:: Task details ::
For every entry below, retype it exactly as it reads.

[Dataset items]
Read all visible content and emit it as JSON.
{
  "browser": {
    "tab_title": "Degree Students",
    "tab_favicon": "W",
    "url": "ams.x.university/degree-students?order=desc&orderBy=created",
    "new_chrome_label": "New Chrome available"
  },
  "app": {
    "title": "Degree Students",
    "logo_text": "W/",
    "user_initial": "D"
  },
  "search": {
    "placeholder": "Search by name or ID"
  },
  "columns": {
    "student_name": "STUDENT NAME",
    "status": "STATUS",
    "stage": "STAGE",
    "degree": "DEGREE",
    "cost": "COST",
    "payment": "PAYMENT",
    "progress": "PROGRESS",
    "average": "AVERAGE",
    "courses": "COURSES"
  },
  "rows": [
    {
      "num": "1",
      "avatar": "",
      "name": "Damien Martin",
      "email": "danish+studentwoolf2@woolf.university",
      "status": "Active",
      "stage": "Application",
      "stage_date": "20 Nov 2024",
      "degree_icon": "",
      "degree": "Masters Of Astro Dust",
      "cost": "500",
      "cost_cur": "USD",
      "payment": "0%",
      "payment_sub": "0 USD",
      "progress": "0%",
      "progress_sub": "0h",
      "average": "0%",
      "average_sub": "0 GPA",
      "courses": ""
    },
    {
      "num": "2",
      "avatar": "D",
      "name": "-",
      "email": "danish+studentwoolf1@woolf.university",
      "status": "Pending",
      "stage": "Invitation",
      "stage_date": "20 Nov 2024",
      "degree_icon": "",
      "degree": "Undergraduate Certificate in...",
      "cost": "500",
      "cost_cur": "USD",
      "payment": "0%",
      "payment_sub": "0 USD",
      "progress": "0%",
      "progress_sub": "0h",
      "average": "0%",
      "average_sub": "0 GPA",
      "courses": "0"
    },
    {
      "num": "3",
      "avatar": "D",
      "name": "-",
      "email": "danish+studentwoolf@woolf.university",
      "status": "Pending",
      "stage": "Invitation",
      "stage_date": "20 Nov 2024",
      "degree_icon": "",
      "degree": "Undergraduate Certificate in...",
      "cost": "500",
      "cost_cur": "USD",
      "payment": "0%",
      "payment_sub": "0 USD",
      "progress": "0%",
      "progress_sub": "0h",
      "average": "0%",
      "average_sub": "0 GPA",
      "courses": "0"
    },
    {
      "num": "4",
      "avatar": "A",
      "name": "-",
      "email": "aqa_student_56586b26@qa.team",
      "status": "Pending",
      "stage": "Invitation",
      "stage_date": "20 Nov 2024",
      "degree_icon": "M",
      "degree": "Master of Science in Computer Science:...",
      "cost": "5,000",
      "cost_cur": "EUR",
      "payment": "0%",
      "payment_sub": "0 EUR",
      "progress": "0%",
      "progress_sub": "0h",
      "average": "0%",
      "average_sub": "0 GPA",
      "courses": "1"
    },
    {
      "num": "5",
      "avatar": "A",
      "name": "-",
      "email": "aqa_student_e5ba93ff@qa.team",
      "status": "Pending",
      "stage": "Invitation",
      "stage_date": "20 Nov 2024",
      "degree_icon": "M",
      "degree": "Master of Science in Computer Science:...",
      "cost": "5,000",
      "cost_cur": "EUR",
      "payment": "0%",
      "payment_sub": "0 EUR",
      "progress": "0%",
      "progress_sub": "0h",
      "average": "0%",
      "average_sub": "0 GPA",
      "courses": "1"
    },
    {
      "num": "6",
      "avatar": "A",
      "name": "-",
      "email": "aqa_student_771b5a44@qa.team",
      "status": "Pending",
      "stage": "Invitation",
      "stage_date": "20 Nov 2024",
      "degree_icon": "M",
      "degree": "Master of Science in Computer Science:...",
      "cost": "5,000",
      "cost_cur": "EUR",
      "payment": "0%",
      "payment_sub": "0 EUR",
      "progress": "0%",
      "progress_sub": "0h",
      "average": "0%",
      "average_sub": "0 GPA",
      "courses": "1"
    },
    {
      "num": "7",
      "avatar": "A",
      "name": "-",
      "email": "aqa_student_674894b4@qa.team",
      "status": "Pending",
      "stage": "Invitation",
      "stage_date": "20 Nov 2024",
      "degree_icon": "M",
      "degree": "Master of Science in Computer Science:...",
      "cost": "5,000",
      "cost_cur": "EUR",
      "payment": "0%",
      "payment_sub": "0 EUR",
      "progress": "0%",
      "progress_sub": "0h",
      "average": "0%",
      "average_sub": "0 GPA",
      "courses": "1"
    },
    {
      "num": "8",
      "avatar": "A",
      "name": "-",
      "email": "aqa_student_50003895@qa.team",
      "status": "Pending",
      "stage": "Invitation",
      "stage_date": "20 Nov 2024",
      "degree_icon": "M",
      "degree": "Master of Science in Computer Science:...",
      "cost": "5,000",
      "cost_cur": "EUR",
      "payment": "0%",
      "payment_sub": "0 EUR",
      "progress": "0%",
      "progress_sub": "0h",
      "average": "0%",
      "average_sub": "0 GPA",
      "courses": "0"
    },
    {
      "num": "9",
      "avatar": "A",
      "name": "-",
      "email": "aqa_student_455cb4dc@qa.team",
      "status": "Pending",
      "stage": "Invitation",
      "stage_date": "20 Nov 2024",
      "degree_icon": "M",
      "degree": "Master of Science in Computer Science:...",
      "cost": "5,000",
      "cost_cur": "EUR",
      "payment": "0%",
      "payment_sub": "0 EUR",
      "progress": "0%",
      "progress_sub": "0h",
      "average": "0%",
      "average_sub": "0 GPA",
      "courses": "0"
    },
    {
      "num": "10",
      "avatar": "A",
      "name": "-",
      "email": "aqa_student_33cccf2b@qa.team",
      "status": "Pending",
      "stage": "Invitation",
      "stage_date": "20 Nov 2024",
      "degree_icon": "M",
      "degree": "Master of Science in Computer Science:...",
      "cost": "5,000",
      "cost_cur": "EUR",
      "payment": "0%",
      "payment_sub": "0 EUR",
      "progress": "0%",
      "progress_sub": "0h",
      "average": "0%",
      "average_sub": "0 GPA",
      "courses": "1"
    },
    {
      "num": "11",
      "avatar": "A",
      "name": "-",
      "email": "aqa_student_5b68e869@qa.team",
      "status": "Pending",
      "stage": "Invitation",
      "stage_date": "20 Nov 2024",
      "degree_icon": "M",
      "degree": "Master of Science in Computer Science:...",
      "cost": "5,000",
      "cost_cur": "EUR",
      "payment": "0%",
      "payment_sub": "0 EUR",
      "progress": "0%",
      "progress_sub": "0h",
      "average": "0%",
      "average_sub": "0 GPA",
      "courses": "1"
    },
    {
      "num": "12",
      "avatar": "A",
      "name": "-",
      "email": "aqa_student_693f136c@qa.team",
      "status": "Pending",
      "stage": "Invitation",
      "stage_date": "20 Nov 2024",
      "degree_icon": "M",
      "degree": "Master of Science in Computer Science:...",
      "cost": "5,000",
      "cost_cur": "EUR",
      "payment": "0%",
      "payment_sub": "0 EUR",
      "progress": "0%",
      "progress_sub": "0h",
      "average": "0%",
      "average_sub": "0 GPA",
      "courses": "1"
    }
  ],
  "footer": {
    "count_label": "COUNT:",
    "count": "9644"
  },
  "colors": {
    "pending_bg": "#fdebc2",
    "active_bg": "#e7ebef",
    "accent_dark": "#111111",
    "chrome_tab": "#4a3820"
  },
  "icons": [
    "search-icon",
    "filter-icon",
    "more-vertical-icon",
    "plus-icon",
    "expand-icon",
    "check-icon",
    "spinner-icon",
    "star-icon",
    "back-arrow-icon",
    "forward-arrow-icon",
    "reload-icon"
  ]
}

:: Written response ::
Read all visible content and emit it as JSON.
{
  "browser": {
    "tab_title": "Degree Students",
    "tab_favicon": "W",
    "url": "ams.x.university/degree-students?order=desc&orderBy=created",
    "new_chrome_label": "New Chrome available"
  },
  "app": {
    "title": "Degree Students",
    "logo_text": "W/",
    "user_initial": "D"
  },
  "search": {
    "placeholder": "Search by name or ID"
  },
  "columns": {
    "student_name": "STUDENT NAME",
    "status": "STATUS",
    "stage": "STAGE",
    "degree": "DEGREE",
    "cost": "COST",
    "payment": "PAYMENT",
    "progress": "PROGRESS",
    "average": "AVERAGE",
    "courses": "COURSES"
  },
  "rows": [
    {
      "num": "1",
      "avatar": "",
      "name": "Damien Martin",
      "email": "danish+studentwoolf2@woolf.university",
      "status": "Active",
      "stage": "Application",
      "stage_date": "20 Nov 2024",
      "degree_icon": "",
      "degree": "Masters Of Astro Dust",
      "cost": "500",
      "cost_cur": "USD",
      "payment": "0%",
      "payment_sub": "0 USD",
      "progress": "0%",
      "progress_sub": "0h",
      "average": "0%",
      "average_sub": "0 GPA",
      "courses": ""
    },
    {
      "num": "2",
      "avatar": "D",
      "name": "-",
      "email": "danish+studentwoolf1@woolf.university",
      "status": "Pending",
      "stage": "Invitation",
      "stage_date": "20 Nov 2024",
      "degree_icon": "",
      "degree": "Undergraduate Certificate in...",
      "cost": "500",
      "cost_cur": "USD",
      "payment": "0%",
      "payment_sub": "0 USD",
      "progress": "0%",
      "progress_sub": "0h",
      "average": "0%",
      "average_sub": "0 GPA",
      "courses": "0"
    },
    {
      "num": "3",
      "avatar": "D",
      "name": "-",
      "email": "danish+studentwoolf@woolf.university",
      "status": "Pending",
      "stage": "Invitation",
      "stage_date": "20 Nov 2024",
      "degree_icon": "",
      "degree": "Undergraduate Certificate in...",
      "cost": "500",
      "cost_cur": "USD",
      "payment": "0%",
      "payment_sub": "0 USD",
      "progress": "0%",
      "progress_sub": "0h",
      "average": "0%",
      "average_sub": "0 GPA",
      "courses": "0"
    },
    {
      "num": "4",
      "avatar": "A",
      "name": "-",
      "email": "aqa_student_56586b26@qa.team",
      "status": "Pending",
      "stage": "Invitation",
      "stage_date": "20 Nov 2024",
      "degree_icon": "M",
      "degree": "Master of Science in Computer Science:...",
      "cost": "5,000",
      "cost_cur": "EUR",
      "payment": "0%",
      "payment_sub": "0 EUR",
      "progress": "0%",
      "progress_sub": "0h",
      "average": "0%",
      "average_sub": "0 GPA",
      "courses": "1"
    },
    {
      "num": "5",
      "avatar": "A",
      "name": "-",
      "email": "aqa_student_e5ba93ff@qa.team",
      "status": "Pending",
      "stage": "Invitation",
      "stage_date": "20 Nov 2024",
      "degree_icon": "M",
      "degree": "Master of Science in Computer Science:...",
      "cost": "5,000",
      "cost_cur": "EUR",
      "payment": "0%",
      "payment_sub": "0 EUR",
      "progress": "0%",
      "progress_sub": "0h",
      "average": "0%",
      "average_sub": "0 GPA",
      "courses": "1"
    },
    {
      "num": "6",
      "avatar": "A",
      "name": "-",
      "email": "aqa_student_771b5a44@qa.team",
      "status": "Pending",
      "stage": "Invitation",
      "stage_date": "20 Nov 2024",
      "degree_icon": "M",
      "degree": "Master of Science in Computer Science:...",
      "cost": "5,000",
      "cost_cur": "EUR",
      "payment": "0%",
      "payment_sub": "0 EUR",
      "progress": "0%",
      "progress_sub": "0h",
      "average": "0%",
      "average_sub": "0 GPA",
      "courses": "1"
    },
    {
      "num": "7",
      "avatar": "A",
      "name": "-",
      "email": "aqa_student_674894b4@qa.team",
      "status": "Pending",
      "stage": "Invitation",
      "stage_date": "20 Nov 2024",
      "degree_icon": "M",
      "degree": "Master of Science in Computer Science:...",
      "cost": "5,000",
      "cost_cur": "EUR",
      "payment": "0%",
      "payment_sub": "0 EUR",
      "progress": "0%",
      "progress_sub": "0h",
      "average": "0%",
      "average_sub": "0 GPA",
      "courses": "1"
    },
    {
      "num": "8",
      "avatar": "A",
      "name": "-",
      "email": "aqa_student_50003895@qa.team",
      "status": "Pending",
      "stage": "Invitation",
      "stage_date": "20 Nov 2024",
      "degree_icon": "M",
      "degree": "Master of Science in Computer Science:...",
      "cost": "5,000",
      "cost_cur": "EUR",
      "payment": "0%",
      "payment_sub": "0 EUR",
      "progress": "0%",
      "progress_sub": "0h",
      "average": "0%",
      "average_sub": "0 GPA",
      "courses": "0"
    },
    {
      "num": "9",
      "avatar": "A",
      "name": "-",
      "email": "aqa_student_455cb4dc@qa.team",
      "status": "Pending",
      "stage": "Invitation",
      "stage_date": "20 Nov 2024",
      "degree_icon": "M",
      "degree": "Master of Science in Computer Science:...",
      "cost": "5,000",
      "cost_cur": "EUR",
      "payment": "0%",
      "payment_sub": "0 EUR",
      "progress": "0%",
      "progress_sub": "0h",
      "average": "0%",
      "average_sub": "0 GPA",
      "courses": "0"
    },
    {
      "num": "10",
      "avatar": "A",
      "name": "-",
      "email": "aqa_student_33cccf2b@qa.team",
      "status": "Pending",
      "stage": "Invitation",
      "stage_date": "20 Nov 2024",
      "degree_icon": "M",
      "degree": "Master of Science in Computer Science:...",
      "cost": "5,000",
      "cost_cur": "EUR",
      "payment": "0%",
      "payment_sub": "0 EUR",
      "progress": "0%",
      "progress_sub": "0h",
      "average": "0%",
      "average_sub": "0 GPA",
      "courses": "1"
    },
    {
      "num": "11",
      "avatar": "A",
      "name": "-",
      "email": "aqa_student_5b68e869@qa.team",
      "status": "Pending",
      "stage": "Invitation",
      "stage_date": "20 Nov 2024",
      "degree_icon": "M",
      "degree": "Master of Science in Computer Science:...",
      "cost": "5,000",
      "cost_cur": "EUR",
      "payment": "0%",
      "payment_sub": "0 EUR",
      "progress": "0%",
      "progress_sub": "0h",
      "average": "0%",
      "average_sub": "0 GPA",
      "courses": "1"
    },
    {
      "num": "12",
      "avatar": "A",
      "name": "-",
      "email": "aqa_student_693f136c@qa.team",
      "status": "Pending",
      "stage": "Invitation",
      "stage_date": "20 Nov 2024",
      "degree_icon": "M",
      "degree": "Master of Science in Computer Science:...",
      "cost": "5,000",
      "cost_cur": "EUR",
      "payment": "0%",
      "payment_sub": "0 EUR",
      "progress": "0%",
      "progress_sub": "0h",
      "average": "0%",
      "average_sub": "0 GPA",
      "courses": "1"
    }
  ],
  "footer": {
    "count_label": "COUNT:",
    "count": "9644"
  },
  "colors": {
    "pending_bg": "#fdebc2",
    "active_bg": "#e7ebef",
    "accent_dark": "#111111",
    "chrome_tab": "#4a3820"
  },
  "icons": [
    "search-icon",
    "filter-icon",
    "more-vertical-icon",
    "plus-icon",
    "expand-icon",
    "check-icon",
    "spinner-icon",
    "star-icon",
    "back-arrow-icon",
    "forward-arrow-icon",
    "reload-icon"
  ]
}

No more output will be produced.